Given records:
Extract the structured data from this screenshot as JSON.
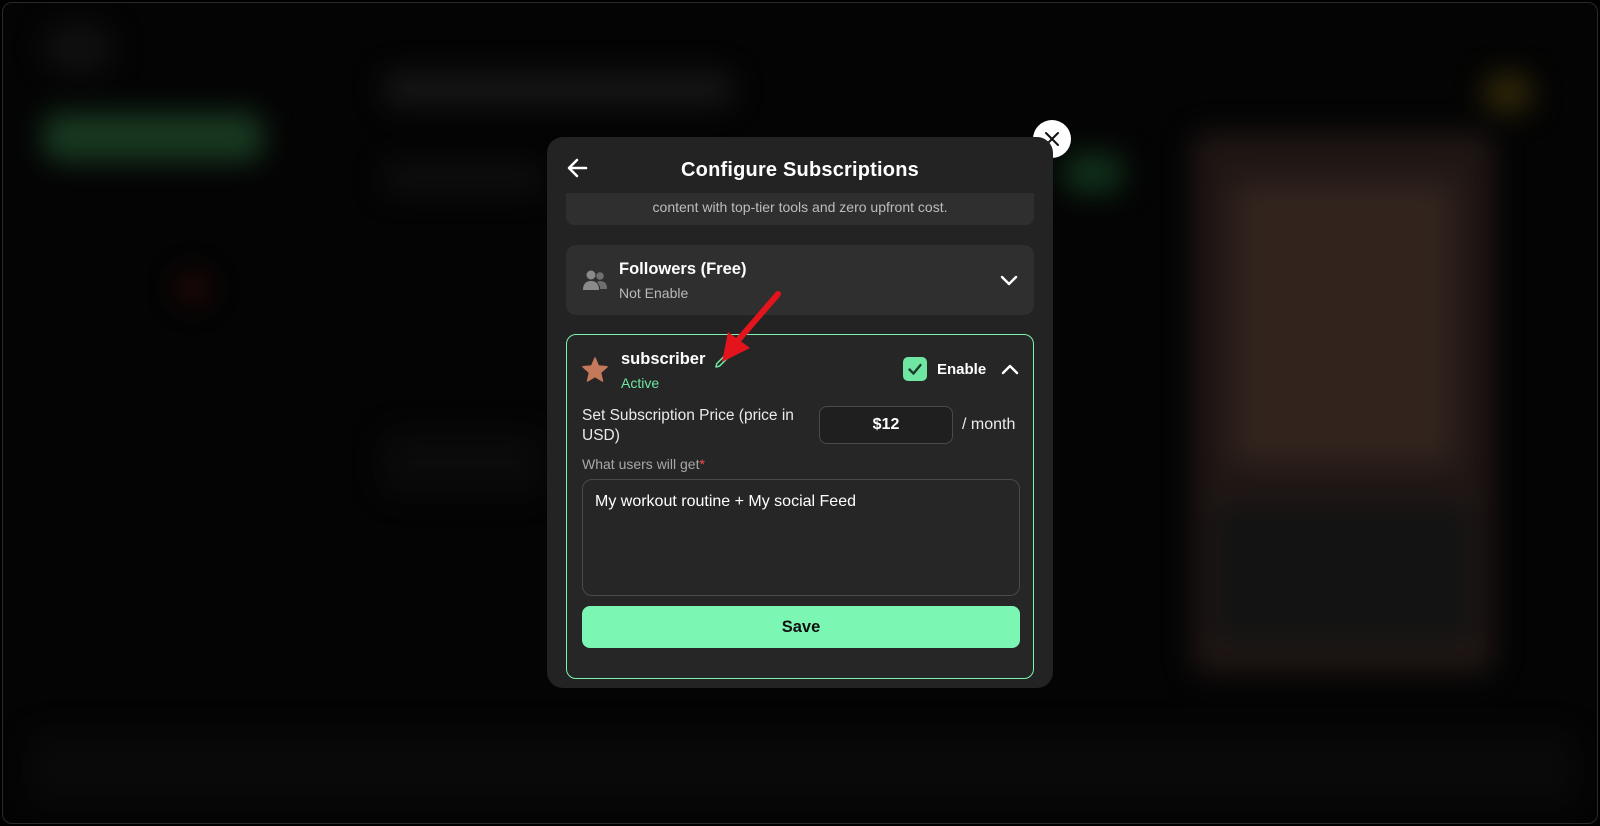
{
  "modal": {
    "title": "Configure Subscriptions",
    "intro_text": "content with top-tier tools and zero upfront cost."
  },
  "icons": {
    "back": "arrow-left-icon",
    "close": "close-icon",
    "followers": "users-icon",
    "subscriber": "star-icon",
    "edit": "pencil-icon",
    "check": "check-icon",
    "expand": "chevron-down-icon",
    "collapse": "chevron-up-icon"
  },
  "tiers": {
    "followers": {
      "title": "Followers (Free)",
      "status": "Not Enable"
    },
    "subscriber": {
      "title": "subscriber",
      "status": "Active",
      "enable_label": "Enable",
      "enabled": true,
      "price_label": "Set Subscription Price (price in USD)",
      "price_value": "$12",
      "price_unit": "/ month",
      "users_get_label": "What users will get",
      "users_get_required": "*",
      "users_get_value": "My workout routine + My social Feed",
      "save_label": "Save"
    }
  },
  "colors": {
    "accent": "#7cf7b3",
    "active_text": "#6fe7a3",
    "star": "#c47a5a",
    "annotation_arrow": "#e3141b",
    "modal_bg": "#232323"
  }
}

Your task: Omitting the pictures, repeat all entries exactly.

Expected output:
Extract the structured data from this screenshot as JSON.
{
  "modal": {
    "title": "Configure Subscriptions",
    "intro_text": "content with top-tier tools and zero upfront cost."
  },
  "icons": {
    "back": "arrow-left-icon",
    "close": "close-icon",
    "followers": "users-icon",
    "subscriber": "star-icon",
    "edit": "pencil-icon",
    "check": "check-icon",
    "expand": "chevron-down-icon",
    "collapse": "chevron-up-icon"
  },
  "tiers": {
    "followers": {
      "title": "Followers (Free)",
      "status": "Not Enable"
    },
    "subscriber": {
      "title": "subscriber",
      "status": "Active",
      "enable_label": "Enable",
      "enabled": true,
      "price_label": "Set Subscription Price (price in USD)",
      "price_value": "$12",
      "price_unit": "/ month",
      "users_get_label": "What users will get",
      "users_get_required": "*",
      "users_get_value": "My workout routine + My social Feed",
      "save_label": "Save"
    }
  },
  "colors": {
    "accent": "#7cf7b3",
    "active_text": "#6fe7a3",
    "star": "#c47a5a",
    "annotation_arrow": "#e3141b",
    "modal_bg": "#232323"
  }
}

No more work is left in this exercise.